That is a real pain that the Jetson Nano module is not accepting the initial serial connection. I would like some visibility into why this might be the case. Am I flashing an incorrect OS to my module? In SDK Manager I choose “Jeston Nano.” My module is https://www.arrow.com/en/products/900-13448-0020-000/nvidia
I am referencing this guide: Jetson Nano - Headless Setup - JetsonHacks

Is there something wrong with the Jetpack 4.5 that prevents “first boot” by serial session over micro-USB?

Because you described this problem like a universal one that every one would hit, I have to tell you that:
Actually, we can configure it through serial console on our host machines well. Thus, it is more like some issues happened between nano and your host side.

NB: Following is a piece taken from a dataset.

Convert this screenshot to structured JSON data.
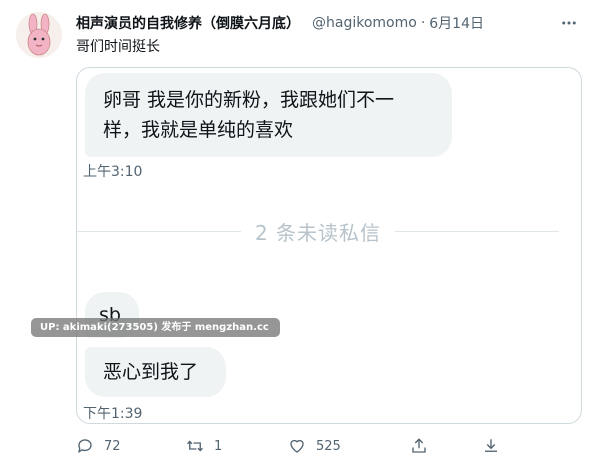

Maybe you can share the log from host dmesg when you try to open the oem-config. So that we can tell what is going on. Also, share the detail commands you are using would be better.

Hi again
I think I have the reason. First, some more information.
I noticed that some nVidia Jetson Nano cards booted fine on our carrier board, offering the initial boot (and subsequent boot) session over microUSB. Other nVidia Jetson Nano cards on our same carrier board failed to boot properly. The performance of the nVidia Jetson Nano modules as to whether is would boot properly or not, seemed to be consistent, although I am pretty sure there was at least one occasion where the behaviour changed. To my recollection, all of our Jetson Nano modules booted properly on an nVidia carrier board P3450.
We discovered that our UART2 (pins 236, 238) RX pin was not pulled up to 1.8V on our carrier board. There should be no need. However, we installed a pullup of 47k, and immediately those nVidia Jetson Nano boards that consistently failed to boot properly on our carrier board, commenced booting properly.
Could I please get an explanation why there is this dependency on the RX pin of UART2? Is this dependency documented?
My conclusion is that the floating UART2 RX pin was sometimes read as ‘IDLE’ and sometimes as ‘BREAK,’ depending on the way the wind blows. This indeterminate RX state caused the variation in booting experience.
Perhaps there is a Jetson Jetpack code fix that could be implemented to remove this dependency. Either, remove the dependency, or implement a pullup resistor function on that device input, if that’s an option for that pin.

What’s your nano module version? Is it A02 or B01? If A02, there should be no pull-up or pull-down on the pin as it is one of strapping pins of ram code selection. If B01, no matter to add pu or pd as there is buffer to isolate the pin status during power on.